No officials from Marquette University, my alma mater, have asked for my opinion since basketball coach Buzz Williams left for the browner pastures of Virginia Tech. And really, why should they? Don’t forget, they have access to my transcript.
Then again, I’ve never been one to wait to be asked for my opinion, so I’ll offer it here.
I’ve grown weary of relentless self-promoters, so insecure as to need to be reminded constantly of their greatness. I also have had it up to here with guys who for so long have had their backsides kissed that they start to believe what’s best for the coach should be best for everyone within a million miles in every direction.
I’m in the mood for a man with such a deep knowledge of and feel for the game of basketball that he carries no insecurities, a coach who sees plays developing sooner than everyone else in the building, a basketball mind so brilliant he sees no need to stroke the egos of others so that they in turn talk him up as a coaching superstar, rising star, future star, take your pick.
I want a guy who can walk into a living room with a confident presence, stare everyone he talks to in the eye and communicate directly.
I’m in the mood for a coach who is so sure of what he’s looking at during a game that he maintains his composure through tough moments and forever has his mind looking forward to the next play.
If that guy just so happens to be one of the greatest college basketball players ever, well, that doesn’t hurt either.
When you read a sentence that doesn’t fit Danny Manning, just stop me. Of this much I am confident: You haven’t read one yet.
Manning’s Tulsa team finished in a four-way tie for first place in Conference USA and won the conference tourney to earn the school’s first NCAA Tournament bid since 2003. Six of the team’s seven leading scorers were sophomores. That’s impressive.
Williams was among the nation’s 10 highest-paid college basketball coaches this past season. Marquette’s basketball budget reportedly ranks second only to Duke. Chicago and Milwaukee are nearby fertile recruiting grounds and the school shares an arena that’s a short walk from campus with the Milwaukee Bucks.
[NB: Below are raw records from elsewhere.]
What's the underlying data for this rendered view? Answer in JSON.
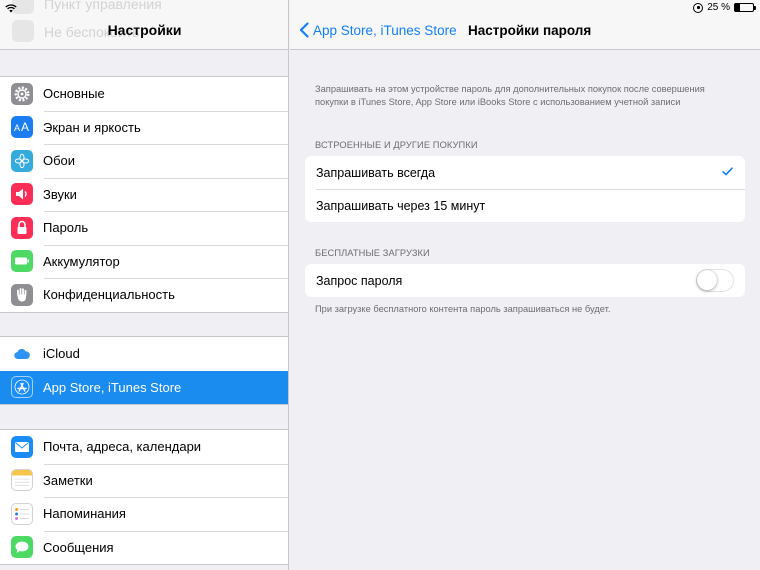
{
  "status_bar": {
    "battery_percent": "25 %",
    "battery_level": 0.25
  },
  "left_header": {
    "title": "Настройки",
    "ghost_items": [
      "Пункт управления",
      "Не беспокоить"
    ]
  },
  "sidebar": {
    "groups": [
      [
        {
          "label": "Основные",
          "icon": "gear-icon",
          "color": "#8e8e93"
        },
        {
          "label": "Экран и яркость",
          "icon": "text-size-icon",
          "color": "#1c7cf2"
        },
        {
          "label": "Обои",
          "icon": "wallpaper-flower-icon",
          "color": "#35aadc"
        },
        {
          "label": "Звуки",
          "icon": "speaker-icon",
          "color": "#fe2d55"
        },
        {
          "label": "Пароль",
          "icon": "lock-icon",
          "color": "#fe2d55"
        },
        {
          "label": "Аккумулятор",
          "icon": "battery-icon",
          "color": "#4cd964"
        },
        {
          "label": "Конфиденциальность",
          "icon": "hand-icon",
          "color": "#8e8e93"
        }
      ],
      [
        {
          "label": "iCloud",
          "icon": "cloud-icon",
          "color": "#ffffff"
        },
        {
          "label": "App Store, iTunes Store",
          "icon": "app-store-icon",
          "color": "#1c8ef9",
          "selected": true
        }
      ],
      [
        {
          "label": "Почта, адреса, календари",
          "icon": "mail-icon",
          "color": "#1a8cf5"
        },
        {
          "label": "Заметки",
          "icon": "notes-icon",
          "color": "#ffffff"
        },
        {
          "label": "Напоминания",
          "icon": "reminders-icon",
          "color": "#ffffff"
        },
        {
          "label": "Сообщения",
          "icon": "messages-icon",
          "color": "#4cd964"
        }
      ]
    ]
  },
  "right_header": {
    "back_label": "App Store, iTunes Store",
    "title": "Настройки пароля"
  },
  "main": {
    "description": "Запрашивать на этом устройстве пароль для дополнительных покупок после совершения покупки в iTunes Store, App Store или iBooks Store с использованием учетной записи",
    "purchases_header": "ВСТРОЕННЫЕ И ДРУГИЕ ПОКУПКИ",
    "purchase_options": [
      {
        "label": "Запрашивать всегда",
        "checked": true
      },
      {
        "label": "Запрашивать через 15 минут",
        "checked": false
      }
    ],
    "free_header": "БЕСПЛАТНЫЕ ЗАГРУЗКИ",
    "require_password_label": "Запрос пароля",
    "require_password_on": false,
    "free_footer": "При загрузке бесплатного контента пароль запрашиваться не будет."
  },
  "colors": {
    "accent": "#157efb",
    "selected_row": "#1a8cf0",
    "background": "#efeff4"
  }
}
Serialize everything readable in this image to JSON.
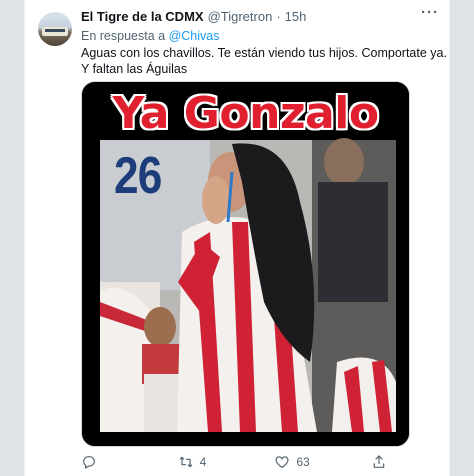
{
  "tweet": {
    "author_name": "El Tigre de la CDMX",
    "author_handle": "@Tigretron",
    "separator": "·",
    "time": "15h",
    "reply_prefix": "En respuesta a",
    "reply_mention": "@Chivas",
    "text_line1": "Aguas con los chavillos. Te están viendo tus hijos. Comportate ya.",
    "text_line2": "Y faltan las Águilas",
    "more_icon": "···"
  },
  "media": {
    "caption": "Ya Gonzalo",
    "jersey_number": "26"
  },
  "actions": {
    "reply_count": "",
    "retweet_count": "4",
    "like_count": "63",
    "share_count": ""
  },
  "colors": {
    "link": "#1d9bf0",
    "secondary_text": "#536471",
    "meme_red": "#e0202f"
  }
}
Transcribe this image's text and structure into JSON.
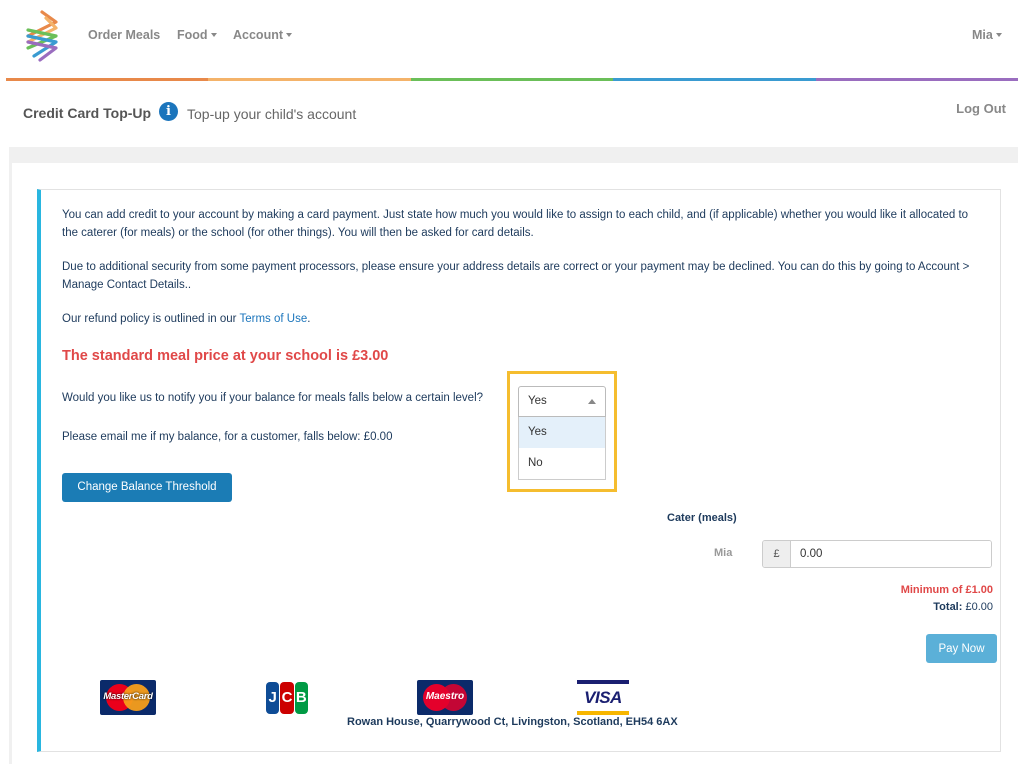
{
  "nav": {
    "items": [
      {
        "label": "Order Meals",
        "has_caret": false
      },
      {
        "label": "Food",
        "has_caret": true
      },
      {
        "label": "Account",
        "has_caret": true
      }
    ],
    "user_menu": "Mia"
  },
  "header": {
    "title": "Credit Card Top-Up",
    "subtitle": "Top-up your child's account",
    "info_icon": "i",
    "logout_label": "Log Out"
  },
  "intro": {
    "paragraph1": "You can add credit to your account by making a card payment. Just state how much you would like to assign to each child, and (if applicable) whether you would like it allocated to the caterer (for meals) or the school (for other things). You will then be asked for card details.",
    "paragraph2": "Due to additional security from some payment processors, please ensure your address details are correct or your payment may be declined. You can do this by going to Account > Manage Contact Details..",
    "refund_prefix": "Our refund policy is outlined in our ",
    "refund_link": "Terms of Use",
    "refund_suffix": "."
  },
  "meal_price_text": "The standard meal price at your school is £3.00",
  "notify": {
    "question": "Would you like us to notify you if your balance for meals falls below a certain level?",
    "threshold_text": "Please email me if my balance, for a customer, falls below: £0.00",
    "button_label": "Change Balance Threshold",
    "select": {
      "value": "Yes",
      "options": [
        "Yes",
        "No"
      ],
      "selected_index": 0
    }
  },
  "topup": {
    "column_header": "Cater (meals)",
    "child_name": "Mia",
    "currency_symbol": "£",
    "amount_value": "0.00",
    "minimum_text": "Minimum of £1.00",
    "total_label": "Total:",
    "total_value": "£0.00",
    "pay_button": "Pay Now"
  },
  "card_logos": {
    "mastercard": "MasterCard",
    "jcb": [
      "J",
      "C",
      "B"
    ],
    "maestro": "Maestro",
    "visa": "VISA"
  },
  "address": "Rowan House, Quarrywood Ct, Livingston, Scotland, EH54 6AX",
  "colors": {
    "stripe": [
      "#e8894a",
      "#f4b36a",
      "#6bbf59",
      "#3a9bd1",
      "#9a6dbf"
    ],
    "primary_button": "#1b7cb5",
    "pay_button": "#5bb0d8",
    "alert_red": "#e04848",
    "highlight": "#f5bd2f",
    "card_accent": "#29b6e0"
  }
}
Given all those resources, Manning could thrive.
As long as deputy athletic director Mike Broeker has a heavy hand in the decision, I’m confident Marquette will land an excellent basketball coach and a good fit.
From my viewpoint, Manning would be both for the Jesuit university that in 1981 granted me a sympathy degree, for which I am eternally grateful.